Just over two weeks has passed since our horses headed for the winter pasture, after spending the summer on the fenced part of the meadows just across the dirt road passing thru our farm. They have settled in nicely in their new quarters, built especially for them.
Since the day we settled down at our new farm in mid-June our three Nokota mares have roamed a fenced semi-vast pasture next to our hay field; enjoying the summer pretty much undisturbed. When the horses unsteadily stepped out of the two trailers, late in the evening after a long and tiresome but smooth transport across Sweden; they saw, felt and smelled the high and lush grassland around them and immediately gained balance and began grazing as they walked, trotted and cantered into the field as the last sunbeams curved around the edge of the horizon surrendering their last warmth. It was a liberating feeling for all of us after a long time of, if not hardships at least, the exhausting tasks it takes to relocate a farm family of six different species, Homo sapiens included, a distance of several hundred miles.
It was fascinating to learn how the horses’ behavior transformed; they returned to a more natural state, embracing clear elements of basic wild equine instincts. Their heartbeat seemed to slow down, movements became smooth and quiet yet targeted, as they hoofed new paths thru the tall grass; working their way like a band, Bluebell in the lead, the others following in some unspoken and unquestioned order of merit, spending nights under a bare northern sky shared by moose and roe deer, fox and raven; a beautifully starlit sky notwithstanding the sun barely hiding below the distant tree line, afar from unsettling light-polluted cities.
Dark and misty evenings in early September were special. As we came to the fence to check on them before night they approached us so silently; the smell of their breath and their body heat revealed their presence long before any sound or visual features was sensed.
The winter pasture serves several purposes, but primarily because horses officially need a shelter to protect them from cold winds and wet grounds “during the season grass do not grow”. Unofficially the horses could not care less, buildings are not on top off these Nokota horses wish list; open prairieland is.
But even so, our horses have learnt from our last location that a nice open barn with soft dry bedding and a good roof and solid walls has its advantages, once a horse gets totally convinced it is safe. By time they do surrender most of their suspicions about this specific building for good and begin to spend more and more time under shelter, though they always choose their own moments as illogical as they may seem to human understanding.
The last horse barn we built was intended as a traditional stable with box stalls, even if we never used it as such; from the day the Nokotas arrived in late 2011 it served as an open stable. This time we designed and built an open horse shelter specifically to fit the needs of our horses.

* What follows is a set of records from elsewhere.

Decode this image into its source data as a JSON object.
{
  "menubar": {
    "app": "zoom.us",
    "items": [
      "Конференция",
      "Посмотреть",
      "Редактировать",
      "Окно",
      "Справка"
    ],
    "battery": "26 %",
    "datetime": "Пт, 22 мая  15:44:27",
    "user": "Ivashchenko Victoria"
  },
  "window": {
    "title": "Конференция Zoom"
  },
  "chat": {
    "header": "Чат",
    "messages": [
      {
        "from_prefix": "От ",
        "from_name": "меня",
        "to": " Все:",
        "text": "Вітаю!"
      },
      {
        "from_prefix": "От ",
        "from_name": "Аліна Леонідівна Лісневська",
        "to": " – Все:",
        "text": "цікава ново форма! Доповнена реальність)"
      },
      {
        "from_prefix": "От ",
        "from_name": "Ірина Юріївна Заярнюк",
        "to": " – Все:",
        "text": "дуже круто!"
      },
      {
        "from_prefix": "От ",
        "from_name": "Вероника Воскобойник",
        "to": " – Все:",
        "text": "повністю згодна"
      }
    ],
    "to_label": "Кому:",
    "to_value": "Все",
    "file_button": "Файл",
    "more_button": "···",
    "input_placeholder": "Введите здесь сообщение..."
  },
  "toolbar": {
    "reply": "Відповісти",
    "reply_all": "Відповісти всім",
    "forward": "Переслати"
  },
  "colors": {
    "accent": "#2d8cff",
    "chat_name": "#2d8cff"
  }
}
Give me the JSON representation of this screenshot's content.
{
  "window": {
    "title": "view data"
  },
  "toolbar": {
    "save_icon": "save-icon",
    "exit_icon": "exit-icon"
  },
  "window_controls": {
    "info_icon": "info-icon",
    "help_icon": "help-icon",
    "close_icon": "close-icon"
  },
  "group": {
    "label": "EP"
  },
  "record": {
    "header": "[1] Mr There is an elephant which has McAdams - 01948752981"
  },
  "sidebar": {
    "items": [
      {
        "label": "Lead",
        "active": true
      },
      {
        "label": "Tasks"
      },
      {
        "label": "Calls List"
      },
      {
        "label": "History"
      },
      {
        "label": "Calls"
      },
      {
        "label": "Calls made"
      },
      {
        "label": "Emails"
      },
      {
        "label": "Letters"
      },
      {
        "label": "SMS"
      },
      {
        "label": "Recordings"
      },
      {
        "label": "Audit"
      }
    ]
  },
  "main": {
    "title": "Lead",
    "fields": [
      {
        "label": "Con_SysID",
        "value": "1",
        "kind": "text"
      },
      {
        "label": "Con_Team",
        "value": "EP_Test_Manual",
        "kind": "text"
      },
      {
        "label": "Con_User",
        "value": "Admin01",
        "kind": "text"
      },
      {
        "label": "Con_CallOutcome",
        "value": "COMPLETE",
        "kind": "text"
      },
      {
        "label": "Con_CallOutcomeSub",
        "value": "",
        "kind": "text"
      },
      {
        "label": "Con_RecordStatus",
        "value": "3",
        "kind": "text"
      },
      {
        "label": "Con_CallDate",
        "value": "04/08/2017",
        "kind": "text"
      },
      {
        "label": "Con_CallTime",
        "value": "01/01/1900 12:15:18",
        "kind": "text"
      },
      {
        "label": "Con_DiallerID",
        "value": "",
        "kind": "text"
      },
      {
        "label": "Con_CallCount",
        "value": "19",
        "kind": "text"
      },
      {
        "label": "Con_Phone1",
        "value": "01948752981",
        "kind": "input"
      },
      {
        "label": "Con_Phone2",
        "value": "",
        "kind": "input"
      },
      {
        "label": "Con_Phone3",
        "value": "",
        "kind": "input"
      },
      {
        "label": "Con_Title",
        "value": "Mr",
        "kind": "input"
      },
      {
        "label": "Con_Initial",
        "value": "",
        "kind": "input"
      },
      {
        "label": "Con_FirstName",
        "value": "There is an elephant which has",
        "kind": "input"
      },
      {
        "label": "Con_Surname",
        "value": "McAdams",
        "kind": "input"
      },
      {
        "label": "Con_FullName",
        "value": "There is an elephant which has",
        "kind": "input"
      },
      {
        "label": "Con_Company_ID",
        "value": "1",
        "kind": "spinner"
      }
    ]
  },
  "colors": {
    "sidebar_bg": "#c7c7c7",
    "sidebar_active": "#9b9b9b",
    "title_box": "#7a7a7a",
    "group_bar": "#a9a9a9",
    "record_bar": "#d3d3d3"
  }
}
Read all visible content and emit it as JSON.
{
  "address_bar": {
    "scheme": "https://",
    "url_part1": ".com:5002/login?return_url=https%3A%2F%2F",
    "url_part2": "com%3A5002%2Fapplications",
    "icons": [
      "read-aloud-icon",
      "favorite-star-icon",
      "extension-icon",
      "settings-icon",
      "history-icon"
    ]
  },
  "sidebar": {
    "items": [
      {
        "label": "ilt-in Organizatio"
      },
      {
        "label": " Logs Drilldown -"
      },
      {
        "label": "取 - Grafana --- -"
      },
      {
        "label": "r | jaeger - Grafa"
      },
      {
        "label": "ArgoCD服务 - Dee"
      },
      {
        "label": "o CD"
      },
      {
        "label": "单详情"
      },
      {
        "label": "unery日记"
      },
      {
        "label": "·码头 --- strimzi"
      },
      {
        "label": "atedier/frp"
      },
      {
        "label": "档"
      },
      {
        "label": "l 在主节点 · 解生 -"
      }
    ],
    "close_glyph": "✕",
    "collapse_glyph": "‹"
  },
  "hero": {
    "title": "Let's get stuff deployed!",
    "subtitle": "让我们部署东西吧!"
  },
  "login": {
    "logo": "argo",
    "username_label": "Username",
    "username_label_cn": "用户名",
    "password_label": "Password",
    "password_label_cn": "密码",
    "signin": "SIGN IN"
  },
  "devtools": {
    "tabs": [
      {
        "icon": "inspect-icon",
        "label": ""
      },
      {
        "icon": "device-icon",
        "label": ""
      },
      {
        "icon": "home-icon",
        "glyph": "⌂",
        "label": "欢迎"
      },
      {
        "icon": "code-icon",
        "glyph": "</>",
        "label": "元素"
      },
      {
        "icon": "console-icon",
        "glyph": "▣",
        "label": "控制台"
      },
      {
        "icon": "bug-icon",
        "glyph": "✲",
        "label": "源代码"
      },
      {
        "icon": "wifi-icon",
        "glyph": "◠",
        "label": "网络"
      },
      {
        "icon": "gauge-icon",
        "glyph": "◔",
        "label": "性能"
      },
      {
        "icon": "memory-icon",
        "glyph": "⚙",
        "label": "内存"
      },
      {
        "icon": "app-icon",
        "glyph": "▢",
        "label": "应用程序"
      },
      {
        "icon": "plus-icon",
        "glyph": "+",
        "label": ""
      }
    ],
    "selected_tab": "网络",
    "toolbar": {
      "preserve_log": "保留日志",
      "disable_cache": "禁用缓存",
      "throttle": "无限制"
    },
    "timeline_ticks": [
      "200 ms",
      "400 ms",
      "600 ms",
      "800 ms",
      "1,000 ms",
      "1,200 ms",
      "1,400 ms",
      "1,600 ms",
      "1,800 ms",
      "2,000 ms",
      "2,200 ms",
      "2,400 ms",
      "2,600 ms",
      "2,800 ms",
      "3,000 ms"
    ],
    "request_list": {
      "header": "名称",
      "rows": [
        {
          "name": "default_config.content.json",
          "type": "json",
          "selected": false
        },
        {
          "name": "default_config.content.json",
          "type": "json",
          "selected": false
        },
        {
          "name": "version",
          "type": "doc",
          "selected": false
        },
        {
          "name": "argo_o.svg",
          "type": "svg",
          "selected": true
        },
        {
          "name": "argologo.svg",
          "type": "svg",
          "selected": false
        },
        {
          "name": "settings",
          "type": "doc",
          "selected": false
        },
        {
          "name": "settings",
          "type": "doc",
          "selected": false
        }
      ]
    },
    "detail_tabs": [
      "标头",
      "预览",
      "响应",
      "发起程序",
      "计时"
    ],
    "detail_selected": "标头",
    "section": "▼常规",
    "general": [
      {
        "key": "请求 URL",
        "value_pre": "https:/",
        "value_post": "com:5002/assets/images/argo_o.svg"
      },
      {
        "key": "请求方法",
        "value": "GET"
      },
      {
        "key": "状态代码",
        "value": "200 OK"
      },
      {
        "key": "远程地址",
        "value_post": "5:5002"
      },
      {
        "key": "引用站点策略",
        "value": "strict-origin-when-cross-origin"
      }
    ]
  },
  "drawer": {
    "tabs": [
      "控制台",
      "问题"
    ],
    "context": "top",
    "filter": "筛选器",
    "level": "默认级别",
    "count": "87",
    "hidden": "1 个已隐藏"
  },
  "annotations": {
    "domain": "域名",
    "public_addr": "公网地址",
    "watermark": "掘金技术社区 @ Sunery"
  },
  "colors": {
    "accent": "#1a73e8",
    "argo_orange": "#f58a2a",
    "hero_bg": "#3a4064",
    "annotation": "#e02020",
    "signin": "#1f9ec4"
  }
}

All in all it took three months to complete, during which time we also managed to harvest the hay as well as a few wheelbarrels of cherries and apples, along with doing various other chores that goes with overtaking a farmhouse originally built A.D. 1850, though thoroughly modernized in the early sixties.
In spite of minor setbacks we now have 1 100 hard-pressed 20-pound bales of hay to get us thru the winter.